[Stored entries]
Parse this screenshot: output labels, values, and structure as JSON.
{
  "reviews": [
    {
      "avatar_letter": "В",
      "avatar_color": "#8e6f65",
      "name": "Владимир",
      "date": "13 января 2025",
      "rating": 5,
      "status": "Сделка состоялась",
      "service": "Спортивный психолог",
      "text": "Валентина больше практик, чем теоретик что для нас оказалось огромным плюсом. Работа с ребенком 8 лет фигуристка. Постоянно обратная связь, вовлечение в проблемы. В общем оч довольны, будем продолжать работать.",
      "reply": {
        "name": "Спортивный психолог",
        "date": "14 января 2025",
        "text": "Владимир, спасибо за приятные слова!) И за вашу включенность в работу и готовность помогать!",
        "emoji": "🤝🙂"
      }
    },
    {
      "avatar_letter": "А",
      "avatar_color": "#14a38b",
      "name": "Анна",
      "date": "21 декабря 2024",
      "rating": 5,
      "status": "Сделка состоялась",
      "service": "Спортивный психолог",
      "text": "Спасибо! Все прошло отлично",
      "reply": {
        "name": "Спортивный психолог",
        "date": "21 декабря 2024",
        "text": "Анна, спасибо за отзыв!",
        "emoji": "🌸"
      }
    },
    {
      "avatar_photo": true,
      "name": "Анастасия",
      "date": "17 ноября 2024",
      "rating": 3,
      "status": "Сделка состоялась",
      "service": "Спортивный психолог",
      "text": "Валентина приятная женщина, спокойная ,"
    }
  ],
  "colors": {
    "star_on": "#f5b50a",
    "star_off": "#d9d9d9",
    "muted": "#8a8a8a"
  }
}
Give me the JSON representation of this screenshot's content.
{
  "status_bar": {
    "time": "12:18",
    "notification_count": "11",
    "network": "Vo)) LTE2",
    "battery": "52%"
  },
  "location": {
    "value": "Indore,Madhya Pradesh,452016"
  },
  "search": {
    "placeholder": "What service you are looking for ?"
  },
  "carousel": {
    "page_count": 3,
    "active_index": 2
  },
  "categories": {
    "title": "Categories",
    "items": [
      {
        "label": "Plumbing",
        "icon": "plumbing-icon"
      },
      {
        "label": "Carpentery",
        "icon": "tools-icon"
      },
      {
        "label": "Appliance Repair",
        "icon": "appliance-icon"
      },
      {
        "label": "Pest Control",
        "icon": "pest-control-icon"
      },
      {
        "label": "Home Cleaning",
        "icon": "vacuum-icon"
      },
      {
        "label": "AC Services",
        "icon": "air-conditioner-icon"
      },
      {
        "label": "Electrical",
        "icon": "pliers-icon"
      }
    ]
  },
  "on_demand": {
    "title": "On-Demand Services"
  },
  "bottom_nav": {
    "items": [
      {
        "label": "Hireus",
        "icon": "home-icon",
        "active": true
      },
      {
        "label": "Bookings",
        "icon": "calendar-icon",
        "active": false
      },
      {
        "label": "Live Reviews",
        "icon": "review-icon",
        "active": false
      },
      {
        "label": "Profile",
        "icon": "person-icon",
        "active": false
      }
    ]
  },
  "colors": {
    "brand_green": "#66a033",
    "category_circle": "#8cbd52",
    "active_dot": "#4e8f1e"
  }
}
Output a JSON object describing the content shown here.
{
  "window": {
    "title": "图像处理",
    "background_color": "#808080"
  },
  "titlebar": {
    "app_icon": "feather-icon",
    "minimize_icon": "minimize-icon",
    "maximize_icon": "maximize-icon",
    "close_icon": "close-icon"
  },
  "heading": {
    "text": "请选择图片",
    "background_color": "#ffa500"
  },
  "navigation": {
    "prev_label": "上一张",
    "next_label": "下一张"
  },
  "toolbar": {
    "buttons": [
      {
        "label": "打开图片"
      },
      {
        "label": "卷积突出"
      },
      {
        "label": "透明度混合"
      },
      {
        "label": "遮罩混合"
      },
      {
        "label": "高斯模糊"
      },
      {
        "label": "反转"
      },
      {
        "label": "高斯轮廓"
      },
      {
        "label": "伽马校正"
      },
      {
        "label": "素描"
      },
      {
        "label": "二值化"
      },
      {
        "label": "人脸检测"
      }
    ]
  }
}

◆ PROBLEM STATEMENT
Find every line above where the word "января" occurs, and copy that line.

◆ WRITTEN RESPONSE
      "date": "13 января 2025",
        "date": "14 января 2025",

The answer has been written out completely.